From July 1 through September 3, the Museum remains open until 8:30 p.m. on Thursday, Friday, and Saturday evenings (with the exception of Saturday, July 9), and opens its doors from 10:30 a.m. to 5:30 p.m. on Tuesdays (July 5–August 30), a day the Museum is usually closed.
Also this summer, live music performances will take place in the Sculpture Garden (weather permitting): Summergarden features concerts on Sundays, July 10–31, and MoMA Nights are held every Thursday in July and August and feature live music presented in two sets, at 5:30 and 7:00 p.m.
Museum Admission: $20 adults; $16 seniors, 65 years and over with I.D.; $12 full-time students with current I.D. Free, members and children 16 and under. (Includes admittance to Museum galleries and film programs). Target Free Friday Nights 4:00–8:00 p.m. (JULY 1—SEPT. 2: TARGET FREE FRIDAY NIGHTS 4:00-8:30 p.m.)

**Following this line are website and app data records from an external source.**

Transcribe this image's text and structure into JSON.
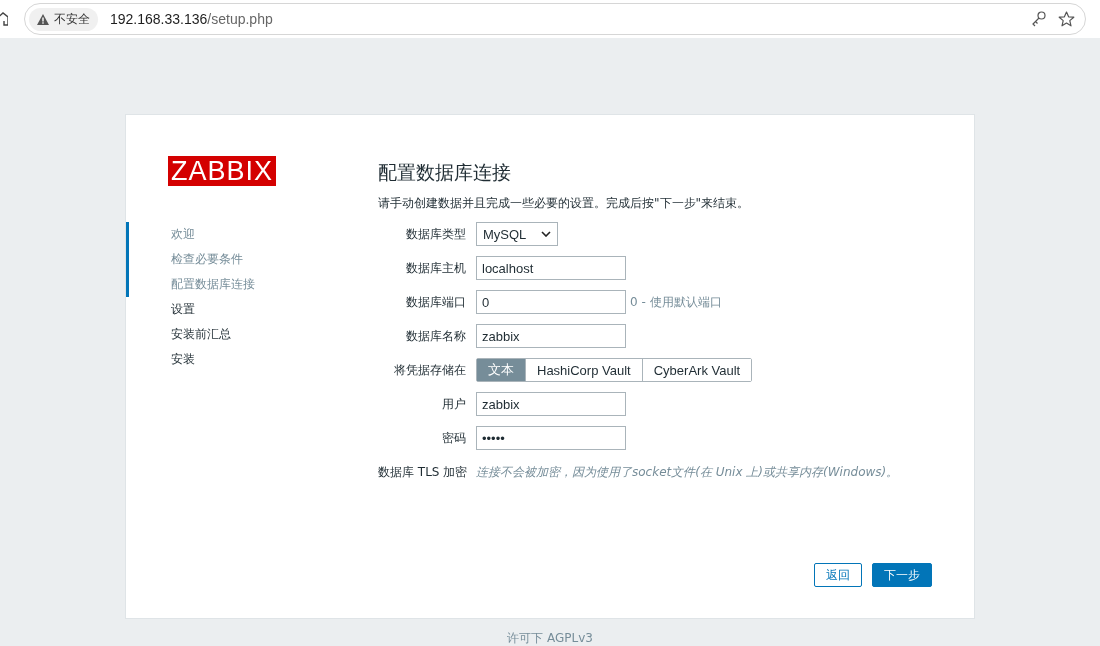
{
  "browser": {
    "security": "不安全",
    "url_host": "192.168.33.136",
    "url_path": "/setup.php"
  },
  "logo": "ZABBIX",
  "steps": [
    {
      "label": "欢迎",
      "completed": true
    },
    {
      "label": "检查必要条件",
      "completed": true
    },
    {
      "label": "配置数据库连接",
      "completed": true
    },
    {
      "label": "设置",
      "completed": false
    },
    {
      "label": "安装前汇总",
      "completed": false
    },
    {
      "label": "安装",
      "completed": false
    }
  ],
  "title": "配置数据库连接",
  "intro": "请手动创建数据并且完成一些必要的设置。完成后按\"下一步\"来结束。",
  "fields": [
    {
      "kind": "select",
      "label": "数据库类型",
      "value": "MySQL"
    },
    {
      "kind": "input",
      "label": "数据库主机",
      "value": "localhost"
    },
    {
      "kind": "input",
      "label": "数据库端口",
      "value": "0",
      "hint": "0 - 使用默认端口"
    },
    {
      "kind": "input",
      "label": "数据库名称",
      "value": "zabbix"
    },
    {
      "kind": "segmented",
      "label": "将凭据存储在",
      "options": [
        {
          "label": "文本",
          "selected": true
        },
        {
          "label": "HashiCorp Vault",
          "selected": false
        },
        {
          "label": "CyberArk Vault",
          "selected": false
        }
      ]
    },
    {
      "kind": "input",
      "label": "用户",
      "value": "zabbix"
    },
    {
      "kind": "input",
      "label": "密码",
      "value": "•••••"
    },
    {
      "kind": "note",
      "label": "数据库 TLS 加密",
      "value": "连接不会被加密，因为使用了socket文件(在 Unix 上)或共享内存(Windows)。"
    }
  ],
  "buttons": {
    "back": "返回",
    "next": "下一步"
  },
  "footer": "许可下 AGPLv3"
}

Film Admission: $10 adults; $8 seniors, 65 years and over with I.D. $6 full-time students with current I.D. (For admittance to film programs only)